The people who interacted with the resurrected Savior on the American continent lived together in unity for the rest of their lives. Their children and grandchildren followed their examples and enjoyed the blessings of a harmonious society. “There were no contentions and disputations among them, and every man did deal justly one with another.” This unity changed their perception of ownership: “They had all things common among them; therefore there were not rich and poor, bond and free, but they were all made free, and partakers of the heavenly gift” (4 Nephi 1:3-4).
Unfortunately, subsequent generations abandoned the attitudes and behaviors which had formed the basis for this prosperous and peaceful society:
There began to be among them those who were lifted up in pride, such as the wearing of costly apparel, and all manner of fine pearls, and of the fine things of the world.
And from that time forth they did have their goods and their substance no more common among them.
And they began to be divided into classes.4 Nephi 1:24-26
People are more important than things. This is a fundamental principle. Unfortunately, we can become so distracted by our possessions that we lose sight of what really matters.

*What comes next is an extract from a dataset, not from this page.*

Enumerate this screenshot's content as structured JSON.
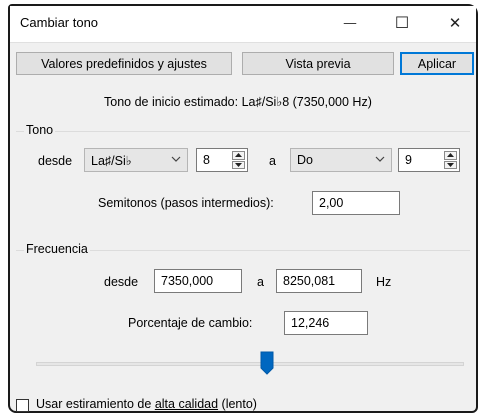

When a sense of ownership becomes competitive in nature, when our goal is to have more than other people, and when our sense of self-worth becomes attached to our earthly possessions, trouble looms.
And when that competitive desire overshadows our sense of compassion, it becomes ugly. “Why do ye adorn yourselves with that which hath no life, and yet suffer the hungry, and the needy, and the naked, and the sick and the afflicted to pass by you, and notice them not?” (Mormon 8:39).
Today, I will value people over things. I will pay attention to the needs of people around me and not allow myself to be distracted by worldly things.